══ Extracted information ══
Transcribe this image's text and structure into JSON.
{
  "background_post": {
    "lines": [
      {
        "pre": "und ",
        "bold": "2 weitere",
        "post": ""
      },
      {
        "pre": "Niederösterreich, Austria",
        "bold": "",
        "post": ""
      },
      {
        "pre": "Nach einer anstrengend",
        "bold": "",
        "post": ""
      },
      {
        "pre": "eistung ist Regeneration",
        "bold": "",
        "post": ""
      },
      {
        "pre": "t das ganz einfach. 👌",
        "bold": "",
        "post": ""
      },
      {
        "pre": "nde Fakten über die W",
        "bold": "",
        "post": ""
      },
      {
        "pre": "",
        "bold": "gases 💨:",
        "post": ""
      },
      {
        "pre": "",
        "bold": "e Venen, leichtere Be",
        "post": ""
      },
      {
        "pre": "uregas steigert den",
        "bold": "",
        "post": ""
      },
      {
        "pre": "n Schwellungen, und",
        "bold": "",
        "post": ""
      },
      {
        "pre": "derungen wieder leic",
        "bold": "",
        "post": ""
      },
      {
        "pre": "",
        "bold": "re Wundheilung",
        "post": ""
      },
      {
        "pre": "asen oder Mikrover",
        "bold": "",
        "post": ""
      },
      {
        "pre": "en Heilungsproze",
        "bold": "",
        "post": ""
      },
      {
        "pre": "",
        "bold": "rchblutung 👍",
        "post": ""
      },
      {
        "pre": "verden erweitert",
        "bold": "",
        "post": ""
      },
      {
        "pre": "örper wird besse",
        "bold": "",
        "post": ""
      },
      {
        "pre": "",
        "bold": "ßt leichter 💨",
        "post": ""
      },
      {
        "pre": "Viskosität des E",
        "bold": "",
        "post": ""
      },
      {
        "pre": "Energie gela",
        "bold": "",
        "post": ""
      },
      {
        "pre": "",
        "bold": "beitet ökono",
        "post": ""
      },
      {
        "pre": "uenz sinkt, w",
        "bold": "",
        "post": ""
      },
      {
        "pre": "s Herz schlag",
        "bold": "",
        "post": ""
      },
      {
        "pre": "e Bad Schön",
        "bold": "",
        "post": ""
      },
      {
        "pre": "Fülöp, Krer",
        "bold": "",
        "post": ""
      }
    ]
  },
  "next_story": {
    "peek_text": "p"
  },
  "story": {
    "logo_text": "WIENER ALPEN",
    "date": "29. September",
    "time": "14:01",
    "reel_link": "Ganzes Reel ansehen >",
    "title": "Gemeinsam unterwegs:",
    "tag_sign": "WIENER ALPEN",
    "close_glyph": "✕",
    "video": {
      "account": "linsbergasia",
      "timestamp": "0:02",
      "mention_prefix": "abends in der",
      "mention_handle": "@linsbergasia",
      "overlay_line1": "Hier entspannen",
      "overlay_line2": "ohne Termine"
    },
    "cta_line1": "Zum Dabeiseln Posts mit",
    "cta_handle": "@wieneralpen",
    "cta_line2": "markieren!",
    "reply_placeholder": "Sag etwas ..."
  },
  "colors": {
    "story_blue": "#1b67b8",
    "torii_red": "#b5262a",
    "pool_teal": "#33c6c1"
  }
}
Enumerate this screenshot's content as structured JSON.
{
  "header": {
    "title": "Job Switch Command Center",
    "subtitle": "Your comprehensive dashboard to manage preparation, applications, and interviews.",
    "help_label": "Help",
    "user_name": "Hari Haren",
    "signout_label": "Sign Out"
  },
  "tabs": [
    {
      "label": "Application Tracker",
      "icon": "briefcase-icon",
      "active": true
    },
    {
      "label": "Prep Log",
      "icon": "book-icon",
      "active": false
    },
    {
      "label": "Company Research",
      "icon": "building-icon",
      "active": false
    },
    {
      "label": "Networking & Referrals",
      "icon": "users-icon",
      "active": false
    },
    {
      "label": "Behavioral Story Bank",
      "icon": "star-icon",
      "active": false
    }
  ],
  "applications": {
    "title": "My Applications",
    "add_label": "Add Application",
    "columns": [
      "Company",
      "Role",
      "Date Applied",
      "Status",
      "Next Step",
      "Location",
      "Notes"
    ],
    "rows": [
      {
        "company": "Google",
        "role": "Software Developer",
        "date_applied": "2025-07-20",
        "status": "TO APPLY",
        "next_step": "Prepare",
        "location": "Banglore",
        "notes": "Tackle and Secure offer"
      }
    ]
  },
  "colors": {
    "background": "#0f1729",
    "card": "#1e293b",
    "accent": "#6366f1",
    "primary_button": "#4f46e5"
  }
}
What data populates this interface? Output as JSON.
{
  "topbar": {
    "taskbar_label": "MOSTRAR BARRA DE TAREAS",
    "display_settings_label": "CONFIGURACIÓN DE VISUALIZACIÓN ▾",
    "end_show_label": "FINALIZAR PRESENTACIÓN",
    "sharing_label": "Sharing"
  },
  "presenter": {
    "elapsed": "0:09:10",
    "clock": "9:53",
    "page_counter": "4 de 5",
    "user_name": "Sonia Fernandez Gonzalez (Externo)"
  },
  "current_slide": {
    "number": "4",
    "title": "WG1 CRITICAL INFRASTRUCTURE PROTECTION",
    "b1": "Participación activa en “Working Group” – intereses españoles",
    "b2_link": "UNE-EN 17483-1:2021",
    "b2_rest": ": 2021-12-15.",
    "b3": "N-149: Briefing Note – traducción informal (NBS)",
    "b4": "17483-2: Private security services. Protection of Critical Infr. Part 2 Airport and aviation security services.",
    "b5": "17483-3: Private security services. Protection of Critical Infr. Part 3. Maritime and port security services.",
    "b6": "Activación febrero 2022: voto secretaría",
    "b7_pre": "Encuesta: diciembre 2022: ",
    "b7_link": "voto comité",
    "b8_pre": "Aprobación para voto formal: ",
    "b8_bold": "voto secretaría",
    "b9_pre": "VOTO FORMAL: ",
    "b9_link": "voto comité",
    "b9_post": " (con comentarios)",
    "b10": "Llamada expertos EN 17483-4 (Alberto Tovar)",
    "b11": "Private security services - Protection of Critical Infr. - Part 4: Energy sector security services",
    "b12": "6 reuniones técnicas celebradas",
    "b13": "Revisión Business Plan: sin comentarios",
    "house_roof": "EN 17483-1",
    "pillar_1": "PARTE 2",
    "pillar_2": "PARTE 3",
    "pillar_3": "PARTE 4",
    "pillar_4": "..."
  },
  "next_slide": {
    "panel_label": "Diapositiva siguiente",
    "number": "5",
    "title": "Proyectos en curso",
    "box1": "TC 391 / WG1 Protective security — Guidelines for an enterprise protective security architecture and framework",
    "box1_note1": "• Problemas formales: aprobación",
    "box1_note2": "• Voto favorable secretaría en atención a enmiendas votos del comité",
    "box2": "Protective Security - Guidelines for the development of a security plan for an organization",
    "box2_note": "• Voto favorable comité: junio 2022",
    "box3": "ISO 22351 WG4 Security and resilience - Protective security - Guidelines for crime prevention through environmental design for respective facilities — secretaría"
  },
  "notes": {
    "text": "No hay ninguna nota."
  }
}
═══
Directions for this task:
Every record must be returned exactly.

Result of this task:
Transcribe this image's text and structure into JSON.
{
  "background_post": {
    "lines": [
      {
        "pre": "und ",
        "bold": "2 weitere",
        "post": ""
      },
      {
        "pre": "Niederösterreich, Austria",
        "bold": "",
        "post": ""
      },
      {
        "pre": "Nach einer anstrengend",
        "bold": "",
        "post": ""
      },
      {
        "pre": "eistung ist Regeneration",
        "bold": "",
        "post": ""
      },
      {
        "pre": "t das ganz einfach. 👌",
        "bold": "",
        "post": ""
      },
      {
        "pre": "nde Fakten über die W",
        "bold": "",
        "post": ""
      },
      {
        "pre": "",
        "bold": "gases 💨:",
        "post": ""
      },
      {
        "pre": "",
        "bold": "e Venen, leichtere Be",
        "post": ""
      },
      {
        "pre": "uregas steigert den",
        "bold": "",
        "post": ""
      },
      {
        "pre": "n Schwellungen, und",
        "bold": "",
        "post": ""
      },
      {
        "pre": "derungen wieder leic",
        "bold": "",
        "post": ""
      },
      {
        "pre": "",
        "bold": "re Wundheilung",
        "post": ""
      },
      {
        "pre": "asen oder Mikrover",
        "bold": "",
        "post": ""
      },
      {
        "pre": "en Heilungsproze",
        "bold": "",
        "post": ""
      },
      {
        "pre": "",
        "bold": "rchblutung 👍",
        "post": ""
      },
      {
        "pre": "verden erweitert",
        "bold": "",
        "post": ""
      },
      {
        "pre": "örper wird besse",
        "bold": "",
        "post": ""
      },
      {
        "pre": "",
        "bold": "ßt leichter 💨",
        "post": ""
      },
      {
        "pre": "Viskosität des E",
        "bold": "",
        "post": ""
      },
      {
        "pre": "Energie gela",
        "bold": "",
        "post": ""
      },
      {
        "pre": "",
        "bold": "beitet ökono",
        "post": ""
      },
      {
        "pre": "uenz sinkt, w",
        "bold": "",
        "post": ""
      },
      {
        "pre": "s Herz schlag",
        "bold": "",
        "post": ""
      },
      {
        "pre": "e Bad Schön",
        "bold": "",
        "post": ""
      },
      {
        "pre": "Fülöp, Krer",
        "bold": "",
        "post": ""
      }
    ]
  },
  "next_story": {
    "peek_text": "p"
  },
  "story": {
    "logo_text": "WIENER ALPEN",
    "date": "29. September",
    "time": "14:01",
    "reel_link": "Ganzes Reel ansehen >",
    "title": "Gemeinsam unterwegs:",
    "tag_sign": "WIENER ALPEN",
    "close_glyph": "✕",
    "video": {
      "account": "linsbergasia",
      "timestamp": "0:02",
      "mention_prefix": "abends in der",
      "mention_handle": "@linsbergasia",
      "overlay_line1": "Hier entspannen",
      "overlay_line2": "ohne Termine"
    },
    "cta_line1": "Zum Dabeiseln Posts mit",
    "cta_handle": "@wieneralpen",
    "cta_line2": "markieren!",
    "reply_placeholder": "Sag etwas ..."
  },
  "colors": {
    "story_blue": "#1b67b8",
    "torii_red": "#b5262a",
    "pool_teal": "#33c6c1"
  }
}
Enumerate this screenshot's content as structured JSON.
{
  "header": {
    "title": "Job Switch Command Center",
    "subtitle": "Your comprehensive dashboard to manage preparation, applications, and interviews.",
    "help_label": "Help",
    "user_name": "Hari Haren",
    "signout_label": "Sign Out"
  },
  "tabs": [
    {
      "label": "Application Tracker",
      "icon": "briefcase-icon",
      "active": true
    },
    {
      "label": "Prep Log",
      "icon": "book-icon",
      "active": false
    },
    {
      "label": "Company Research",
      "icon": "building-icon",
      "active": false
    },
    {
      "label": "Networking & Referrals",
      "icon": "users-icon",
      "active": false
    },
    {
      "label": "Behavioral Story Bank",
      "icon": "star-icon",
      "active": false
    }
  ],
  "applications": {
    "title": "My Applications",
    "add_label": "Add Application",
    "columns": [
      "Company",
      "Role",
      "Date Applied",
      "Status",
      "Next Step",
      "Location",
      "Notes"
    ],
    "rows": [
      {
        "company": "Google",
        "role": "Software Developer",
        "date_applied": "2025-07-20",
        "status": "TO APPLY",
        "next_step": "Prepare",
        "location": "Banglore",
        "notes": "Tackle and Secure offer"
      }
    ]
  },
  "colors": {
    "background": "#0f1729",
    "card": "#1e293b",
    "accent": "#6366f1",
    "primary_button": "#4f46e5"
  }
}
What data populates this interface? Output as JSON.
{
  "topbar": {
    "taskbar_label": "MOSTRAR BARRA DE TAREAS",
    "display_settings_label": "CONFIGURACIÓN DE VISUALIZACIÓN ▾",
    "end_show_label": "FINALIZAR PRESENTACIÓN",
    "sharing_label": "Sharing"
  },
  "presenter": {
    "elapsed": "0:09:10",
    "clock": "9:53",
    "page_counter": "4 de 5",
    "user_name": "Sonia Fernandez Gonzalez (Externo)"
  },
  "current_slide": {
    "number": "4",
    "title": "WG1 CRITICAL INFRASTRUCTURE PROTECTION",
    "b1": "Participación activa en “Working Group” – intereses españoles",
    "b2_link": "UNE-EN 17483-1:2021",
    "b2_rest": ": 2021-12-15.",
    "b3": "N-149: Briefing Note – traducción informal (NBS)",
    "b4": "17483-2: Private security services. Protection of Critical Infr. Part 2 Airport and aviation security services.",
    "b5": "17483-3: Private security services. Protection of Critical Infr. Part 3. Maritime and port security services.",
    "b6": "Activación febrero 2022: voto secretaría",
    "b7_pre": "Encuesta: diciembre 2022: ",
    "b7_link": "voto comité",
    "b8_pre": "Aprobación para voto formal: ",
    "b8_bold": "voto secretaría",
    "b9_pre": "VOTO FORMAL: ",
    "b9_link": "voto comité",
    "b9_post": " (con comentarios)",
    "b10": "Llamada expertos EN 17483-4 (Alberto Tovar)",
    "b11": "Private security services - Protection of Critical Infr. - Part 4: Energy sector security services",
    "b12": "6 reuniones técnicas celebradas",
    "b13": "Revisión Business Plan: sin comentarios",
    "house_roof": "EN 17483-1",
    "pillar_1": "PARTE 2",
    "pillar_2": "PARTE 3",
    "pillar_3": "PARTE 4",
    "pillar_4": "..."
  },
  "next_slide": {
    "panel_label": "Diapositiva siguiente",
    "number": "5",
    "title": "Proyectos en curso",
    "box1": "TC 391 / WG1 Protective security — Guidelines for an enterprise protective security architecture and framework",
    "box1_note1": "• Problemas formales: aprobación",
    "box1_note2": "• Voto favorable secretaría en atención a enmiendas votos del comité",
    "box2": "Protective Security - Guidelines for the development of a security plan for an organization",
    "box2_note": "• Voto favorable comité: junio 2022",
    "box3": "ISO 22351 WG4 Security and resilience - Protective security - Guidelines for crime prevention through environmental design for respective facilities — secretaría"
  },
  "notes": {
    "text": "No hay ninguna nota."
  }
}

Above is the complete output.